Paul Schrader is often overshadowed by his more famous collaborator Martin Scorsese, which is a shame, because despite Schrader’s own movies being wildly uneven, when they are good they are very good indeed. ‘Blue Collar’ is one of his very best works. A funny, sad and powerful look at three working class guys in a Detroit car factory, it is one of the last Hollywood movies to seriously look at your average working joe and the problems he faces on a daily basis. The three leads are all wonderful, and despite rumoured off screen problems, show a lot of genuine rapport and comaraderie. Harvey Keitel (‘Mean Streets’, ‘Bad Lieutenant’) is one of the finest actors of his generation, and Yaphet Koto (‘Alien’, ‘Live And Let Die’) is a well respected character actor, but the revelation here is funny man Richard Pryor (‘Silver Streak’) who displays a depth of talent few would have thought him capable of. The three buddies are joined by a first class supporting cast including Lane Smith (‘Over The Edge’), Cliff De Young (‘The Hunger’) and George Memmoli (‘The Phantom Of The Paradise’). Also keep an eye out for a brief cameo by future ‘Repo Man’ star Tracey Walter, who Schrader also used in a bit part in his next movie ‘Hardcore’. ‘Blue Collar’ is a fine movie, one of the most underrated of the 1970s, and still relevant and powerful twenty five years later. Don’t miss it.
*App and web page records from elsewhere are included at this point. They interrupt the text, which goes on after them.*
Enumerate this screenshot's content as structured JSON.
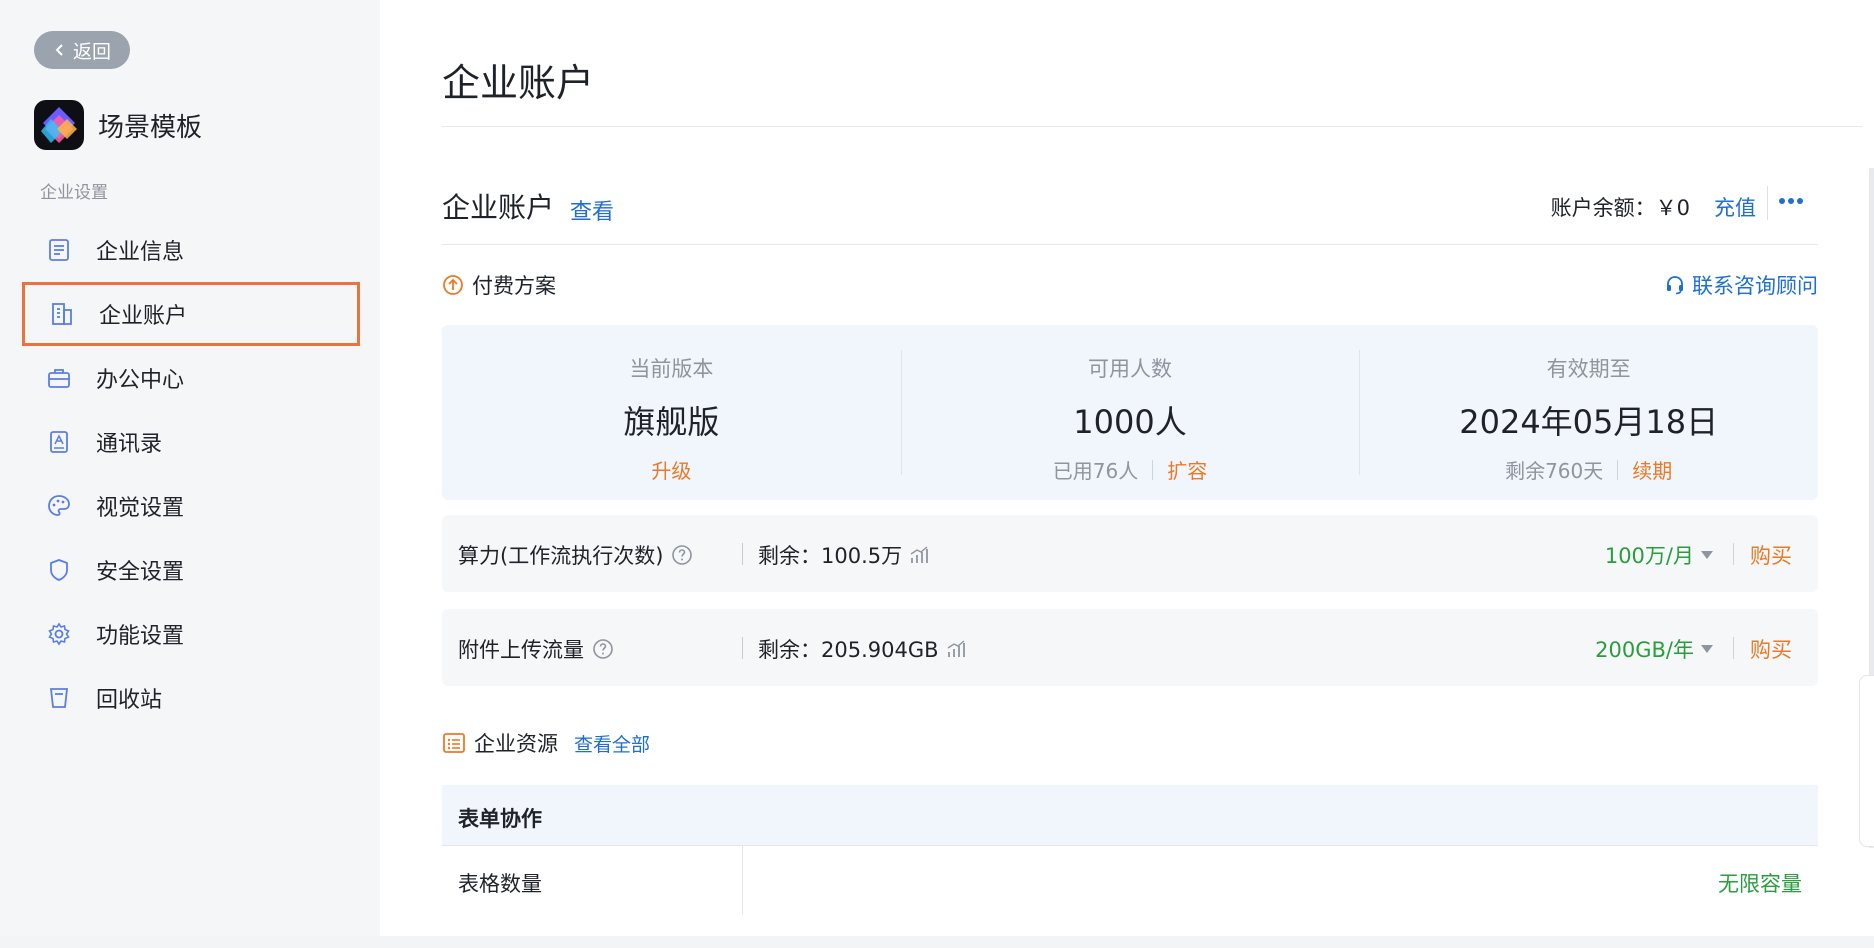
{
  "colors": {
    "accent_blue": "#1d6fd1",
    "accent_orange": "#ea7a27",
    "accent_green": "#2a9d3f",
    "highlight_border": "#ea7440"
  },
  "sidebar": {
    "back_label": "返回",
    "app_name": "场景模板",
    "group_label": "企业设置",
    "items": [
      {
        "label": "企业信息",
        "icon": "document-icon"
      },
      {
        "label": "企业账户",
        "icon": "building-icon"
      },
      {
        "label": "办公中心",
        "icon": "briefcase-icon"
      },
      {
        "label": "通讯录",
        "icon": "contacts-icon"
      },
      {
        "label": "视觉设置",
        "icon": "palette-icon"
      },
      {
        "label": "安全设置",
        "icon": "shield-icon"
      },
      {
        "label": "功能设置",
        "icon": "gear-icon"
      },
      {
        "label": "回收站",
        "icon": "trash-icon"
      }
    ],
    "active_index": 1
  },
  "main": {
    "page_title": "企业账户",
    "account": {
      "title": "企业账户",
      "view_label": "查看",
      "balance_label": "账户余额：￥0",
      "recharge_label": "充值"
    },
    "plan": {
      "label": "付费方案",
      "consult_label": "联系咨询顾问",
      "columns": [
        {
          "label": "当前版本",
          "value": "旗舰版",
          "sub_text": "",
          "action": "升级"
        },
        {
          "label": "可用人数",
          "value": "1000人",
          "sub_text": "已用76人",
          "action": "扩容"
        },
        {
          "label": "有效期至",
          "value": "2024年05月18日",
          "sub_text": "剩余760天",
          "action": "续期"
        }
      ]
    },
    "resources": [
      {
        "name": "算力(工作流执行次数)",
        "remain": "剩余：100.5万",
        "plan": "100万/月",
        "buy": "购买"
      },
      {
        "name": "附件上传流量",
        "remain": "剩余：205.904GB",
        "plan": "200GB/年",
        "buy": "购买"
      }
    ],
    "enterprise": {
      "label": "企业资源",
      "view_all": "查看全部",
      "table": {
        "section": "表单协作",
        "rows": [
          {
            "name": "表格数量",
            "value": "无限容量"
          }
        ]
      }
    }
  }
}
The vinyl soundtrack also has “Speak My Mind” performed by J.B. Hutto (Columbia Records) and “The World I’m Livin’ In” performed by Byron Berline and Sundance (MCA Records) on it, but I can’t find these tracks online. Anyone?